When you filed for divorce in a Texas court, you knew that you and your spouse would have to discuss several important issues before you could achieve a settlement. In a high asset divorce, one of your main concerns is likely going to be property division. This state operates under community property guidelines, which means the court typically splits all marital property 50/50 between spouses in divorce.

A spouse who wants to try to beat the system might attempt a hidden asset scheme. Not only are such tactics mean spirited, but they are also illegal. The judge overseeing your case will undoubtedly not look favorably upon your spouse if he or she is trying to hide assets. Such issues make divorce more stressful, which is why it pays to know how to recognize signs of a hidden asset problem so you can stop it in its tracks.

Did your spouse lend money to a friend?

Suppose you and your spouse have always kept some money in a strongbox at home in case of emergencies. There might be cause for concern if you happen to open the box to access funds and find a lot of money missing. If this occurs just before property division proceedings are scheduled to begin, you may have a hidden asset problem on your hands.

One of the most common means of hiding assets in divorce is to give money to a relative or friend, claiming that it is a loan. In reality, a spouse will secretly ask a third party to hold money for him or her until after the court finalizes the divorce.

Juvenile bank accounts

If you believe there is money missing, you might want to check any juvenile accounts your children have that have your spouse’s name on them. Of course, if your name is not also on the account, this might be difficult to do. Keep in mind, however, that many spouses in Texas and elsewhere use juvenile accounts as easy storage places to hide assets in divorce.

If your spouse’s name is on a son’s or daughter’s account, it wouldn’t necessarily raise any red flags at the bank if he or she were to deposit or withdraw money. This is why you have legitimate reason to investigate if you suspect that your spouse is trying to pull a fast one to keep assets hidden from the court.

New artwork in the house?

Another issue that would definitely be concerning is if he or she has been making large purchases of artwork, jewelry or other luxury items. A spouse who wants to gain the upper hand in property division proceedings might purchase an item worth a lot of money then underestimate its value.

When you divorce, you and your spouse are obligated to fully disclose all assets and liabilities.
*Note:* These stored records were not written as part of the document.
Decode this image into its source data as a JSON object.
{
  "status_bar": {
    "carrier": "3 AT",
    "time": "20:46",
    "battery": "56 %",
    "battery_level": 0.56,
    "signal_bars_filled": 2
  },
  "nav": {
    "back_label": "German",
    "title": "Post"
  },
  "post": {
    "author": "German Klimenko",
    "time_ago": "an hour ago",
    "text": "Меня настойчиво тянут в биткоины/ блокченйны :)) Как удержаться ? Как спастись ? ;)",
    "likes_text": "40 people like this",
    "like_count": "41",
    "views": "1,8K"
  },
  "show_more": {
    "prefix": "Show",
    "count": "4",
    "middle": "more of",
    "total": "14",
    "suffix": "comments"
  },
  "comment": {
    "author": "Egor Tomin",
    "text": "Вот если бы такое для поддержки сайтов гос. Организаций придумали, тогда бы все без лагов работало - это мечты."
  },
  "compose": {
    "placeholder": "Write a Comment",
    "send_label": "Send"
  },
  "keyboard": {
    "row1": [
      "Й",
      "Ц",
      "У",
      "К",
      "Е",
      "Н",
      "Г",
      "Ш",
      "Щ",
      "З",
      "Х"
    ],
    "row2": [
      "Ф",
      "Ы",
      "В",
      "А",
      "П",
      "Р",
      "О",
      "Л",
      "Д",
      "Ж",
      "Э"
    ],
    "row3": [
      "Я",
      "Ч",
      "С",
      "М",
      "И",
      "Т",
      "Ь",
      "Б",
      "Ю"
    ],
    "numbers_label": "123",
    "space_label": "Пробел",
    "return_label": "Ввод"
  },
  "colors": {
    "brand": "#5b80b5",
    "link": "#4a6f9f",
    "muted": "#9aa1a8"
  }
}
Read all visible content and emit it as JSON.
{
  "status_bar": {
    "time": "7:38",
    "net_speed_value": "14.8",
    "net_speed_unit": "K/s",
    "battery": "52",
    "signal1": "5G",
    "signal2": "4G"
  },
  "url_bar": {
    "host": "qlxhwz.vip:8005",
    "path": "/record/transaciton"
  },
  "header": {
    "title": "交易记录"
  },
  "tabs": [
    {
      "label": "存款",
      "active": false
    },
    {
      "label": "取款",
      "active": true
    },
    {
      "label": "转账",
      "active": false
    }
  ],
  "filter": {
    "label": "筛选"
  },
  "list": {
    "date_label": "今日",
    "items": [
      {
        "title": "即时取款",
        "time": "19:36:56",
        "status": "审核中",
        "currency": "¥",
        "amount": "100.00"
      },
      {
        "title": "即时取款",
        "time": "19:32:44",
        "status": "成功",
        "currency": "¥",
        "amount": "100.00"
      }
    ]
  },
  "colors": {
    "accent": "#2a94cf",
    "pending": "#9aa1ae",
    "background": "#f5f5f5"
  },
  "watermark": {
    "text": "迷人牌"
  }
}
If your spouse tries to trick the court, the judge in question can hold him or her in contempt.